Records for this task below:
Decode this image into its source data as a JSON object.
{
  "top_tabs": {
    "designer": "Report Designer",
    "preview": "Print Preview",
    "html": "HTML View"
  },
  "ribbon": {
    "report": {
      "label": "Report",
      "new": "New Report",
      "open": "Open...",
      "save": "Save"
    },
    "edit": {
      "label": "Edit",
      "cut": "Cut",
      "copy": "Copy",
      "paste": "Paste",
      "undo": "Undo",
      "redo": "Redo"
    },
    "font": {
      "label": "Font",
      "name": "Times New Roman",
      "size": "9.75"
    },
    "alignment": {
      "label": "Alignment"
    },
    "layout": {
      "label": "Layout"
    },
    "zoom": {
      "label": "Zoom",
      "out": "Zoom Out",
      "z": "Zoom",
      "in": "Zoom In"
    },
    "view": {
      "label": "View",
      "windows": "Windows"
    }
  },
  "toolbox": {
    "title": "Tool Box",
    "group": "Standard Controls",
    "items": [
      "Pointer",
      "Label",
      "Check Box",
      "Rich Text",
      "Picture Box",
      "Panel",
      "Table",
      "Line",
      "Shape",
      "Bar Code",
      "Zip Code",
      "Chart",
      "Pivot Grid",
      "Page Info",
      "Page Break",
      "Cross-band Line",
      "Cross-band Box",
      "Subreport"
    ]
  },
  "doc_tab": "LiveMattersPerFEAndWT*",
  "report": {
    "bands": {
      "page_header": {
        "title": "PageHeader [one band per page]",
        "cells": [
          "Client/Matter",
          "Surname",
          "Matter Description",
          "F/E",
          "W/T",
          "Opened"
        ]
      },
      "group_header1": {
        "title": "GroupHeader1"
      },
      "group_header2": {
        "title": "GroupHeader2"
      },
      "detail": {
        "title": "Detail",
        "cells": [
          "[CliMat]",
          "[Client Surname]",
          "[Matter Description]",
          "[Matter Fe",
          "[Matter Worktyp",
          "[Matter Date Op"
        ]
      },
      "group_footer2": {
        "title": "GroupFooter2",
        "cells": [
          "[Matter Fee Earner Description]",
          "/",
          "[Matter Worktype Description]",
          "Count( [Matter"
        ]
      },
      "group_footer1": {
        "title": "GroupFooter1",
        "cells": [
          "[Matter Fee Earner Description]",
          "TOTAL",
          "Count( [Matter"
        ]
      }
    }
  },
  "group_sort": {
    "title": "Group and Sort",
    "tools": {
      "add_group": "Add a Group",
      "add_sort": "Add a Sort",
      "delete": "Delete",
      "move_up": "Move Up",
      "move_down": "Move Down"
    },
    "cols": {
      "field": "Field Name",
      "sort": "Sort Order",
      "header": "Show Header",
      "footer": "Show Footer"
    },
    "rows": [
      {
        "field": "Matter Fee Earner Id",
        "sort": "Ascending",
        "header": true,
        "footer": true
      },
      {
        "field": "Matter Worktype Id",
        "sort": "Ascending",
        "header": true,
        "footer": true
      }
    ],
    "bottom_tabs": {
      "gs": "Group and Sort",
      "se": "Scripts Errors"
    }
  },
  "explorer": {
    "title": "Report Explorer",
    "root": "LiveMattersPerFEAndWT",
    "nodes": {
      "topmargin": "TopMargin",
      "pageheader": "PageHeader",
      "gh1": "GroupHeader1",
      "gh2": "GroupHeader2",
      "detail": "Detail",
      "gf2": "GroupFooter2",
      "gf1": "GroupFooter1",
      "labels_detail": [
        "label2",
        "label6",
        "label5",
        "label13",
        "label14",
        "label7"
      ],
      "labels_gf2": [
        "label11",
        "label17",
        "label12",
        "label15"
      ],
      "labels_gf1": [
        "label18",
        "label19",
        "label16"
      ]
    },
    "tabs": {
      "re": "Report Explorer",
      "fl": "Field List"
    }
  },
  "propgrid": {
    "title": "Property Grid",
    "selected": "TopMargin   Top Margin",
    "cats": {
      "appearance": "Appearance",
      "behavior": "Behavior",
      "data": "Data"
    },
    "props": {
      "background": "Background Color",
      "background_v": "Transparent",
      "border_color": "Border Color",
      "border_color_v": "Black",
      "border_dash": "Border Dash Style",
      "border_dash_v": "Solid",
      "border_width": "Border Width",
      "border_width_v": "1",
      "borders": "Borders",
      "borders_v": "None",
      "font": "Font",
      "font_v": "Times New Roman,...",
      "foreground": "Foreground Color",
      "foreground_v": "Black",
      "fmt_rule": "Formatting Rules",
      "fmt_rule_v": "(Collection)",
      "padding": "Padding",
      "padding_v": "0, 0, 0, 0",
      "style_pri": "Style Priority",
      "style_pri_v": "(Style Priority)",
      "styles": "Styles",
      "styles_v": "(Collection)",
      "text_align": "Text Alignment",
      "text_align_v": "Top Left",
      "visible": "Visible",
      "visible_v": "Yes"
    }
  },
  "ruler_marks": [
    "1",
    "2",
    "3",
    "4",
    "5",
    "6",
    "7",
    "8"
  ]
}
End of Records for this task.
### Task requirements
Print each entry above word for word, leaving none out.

### The completed task
Decode this image into its source data as a JSON object.
{
  "top_tabs": {
    "designer": "Report Designer",
    "preview": "Print Preview",
    "html": "HTML View"
  },
  "ribbon": {
    "report": {
      "label": "Report",
      "new": "New Report",
      "open": "Open...",
      "save": "Save"
    },
    "edit": {
      "label": "Edit",
      "cut": "Cut",
      "copy": "Copy",
      "paste": "Paste",
      "undo": "Undo",
      "redo": "Redo"
    },
    "font": {
      "label": "Font",
      "name": "Times New Roman",
      "size": "9.75"
    },
    "alignment": {
      "label": "Alignment"
    },
    "layout": {
      "label": "Layout"
    },
    "zoom": {
      "label": "Zoom",
      "out": "Zoom Out",
      "z": "Zoom",
      "in": "Zoom In"
    },
    "view": {
      "label": "View",
      "windows": "Windows"
    }
  },
  "toolbox": {
    "title": "Tool Box",
    "group": "Standard Controls",
    "items": [
      "Pointer",
      "Label",
      "Check Box",
      "Rich Text",
      "Picture Box",
      "Panel",
      "Table",
      "Line",
      "Shape",
      "Bar Code",
      "Zip Code",
      "Chart",
      "Pivot Grid",
      "Page Info",
      "Page Break",
      "Cross-band Line",
      "Cross-band Box",
      "Subreport"
    ]
  },
  "doc_tab": "LiveMattersPerFEAndWT*",
  "report": {
    "bands": {
      "page_header": {
        "title": "PageHeader [one band per page]",
        "cells": [
          "Client/Matter",
          "Surname",
          "Matter Description",
          "F/E",
          "W/T",
          "Opened"
        ]
      },
      "group_header1": {
        "title": "GroupHeader1"
      },
      "group_header2": {
        "title": "GroupHeader2"
      },
      "detail": {
        "title": "Detail",
        "cells": [
          "[CliMat]",
          "[Client Surname]",
          "[Matter Description]",
          "[Matter Fe",
          "[Matter Worktyp",
          "[Matter Date Op"
        ]
      },
      "group_footer2": {
        "title": "GroupFooter2",
        "cells": [
          "[Matter Fee Earner Description]",
          "/",
          "[Matter Worktype Description]",
          "Count( [Matter"
        ]
      },
      "group_footer1": {
        "title": "GroupFooter1",
        "cells": [
          "[Matter Fee Earner Description]",
          "TOTAL",
          "Count( [Matter"
        ]
      }
    }
  },
  "group_sort": {
    "title": "Group and Sort",
    "tools": {
      "add_group": "Add a Group",
      "add_sort": "Add a Sort",
      "delete": "Delete",
      "move_up": "Move Up",
      "move_down": "Move Down"
    },
    "cols": {
      "field": "Field Name",
      "sort": "Sort Order",
      "header": "Show Header",
      "footer": "Show Footer"
    },
    "rows": [
      {
        "field": "Matter Fee Earner Id",
        "sort": "Ascending",
        "header": true,
        "footer": true
      },
      {
        "field": "Matter Worktype Id",
        "sort": "Ascending",
        "header": true,
        "footer": true
      }
    ],
    "bottom_tabs": {
      "gs": "Group and Sort",
      "se": "Scripts Errors"
    }
  },
  "explorer": {
    "title": "Report Explorer",
    "root": "LiveMattersPerFEAndWT",
    "nodes": {
      "topmargin": "TopMargin",
      "pageheader": "PageHeader",
      "gh1": "GroupHeader1",
      "gh2": "GroupHeader2",
      "detail": "Detail",
      "gf2": "GroupFooter2",
      "gf1": "GroupFooter1",
      "labels_detail": [
        "label2",
        "label6",
        "label5",
        "label13",
        "label14",
        "label7"
      ],
      "labels_gf2": [
        "label11",
        "label17",
        "label12",
        "label15"
      ],
      "labels_gf1": [
        "label18",
        "label19",
        "label16"
      ]
    },
    "tabs": {
      "re": "Report Explorer",
      "fl": "Field List"
    }
  },
  "propgrid": {
    "title": "Property Grid",
    "selected": "TopMargin   Top Margin",
    "cats": {
      "appearance": "Appearance",
      "behavior": "Behavior",
      "data": "Data"
    },
    "props": {
      "background": "Background Color",
      "background_v": "Transparent",
      "border_color": "Border Color",
      "border_color_v": "Black",
      "border_dash": "Border Dash Style",
      "border_dash_v": "Solid",
      "border_width": "Border Width",
      "border_width_v": "1",
      "borders": "Borders",
      "borders_v": "None",
      "font": "Font",
      "font_v": "Times New Roman,...",
      "foreground": "Foreground Color",
      "foreground_v": "Black",
      "fmt_rule": "Formatting Rules",
      "fmt_rule_v": "(Collection)",
      "padding": "Padding",
      "padding_v": "0, 0, 0, 0",
      "style_pri": "Style Priority",
      "style_pri_v": "(Style Priority)",
      "styles": "Styles",
      "styles_v": "(Collection)",
      "text_align": "Text Alignment",
      "text_align_v": "Top Left",
      "visible": "Visible",
      "visible_v": "Yes"
    }
  },
  "ruler_marks": [
    "1",
    "2",
    "3",
    "4",
    "5",
    "6",
    "7",
    "8"
  ]
}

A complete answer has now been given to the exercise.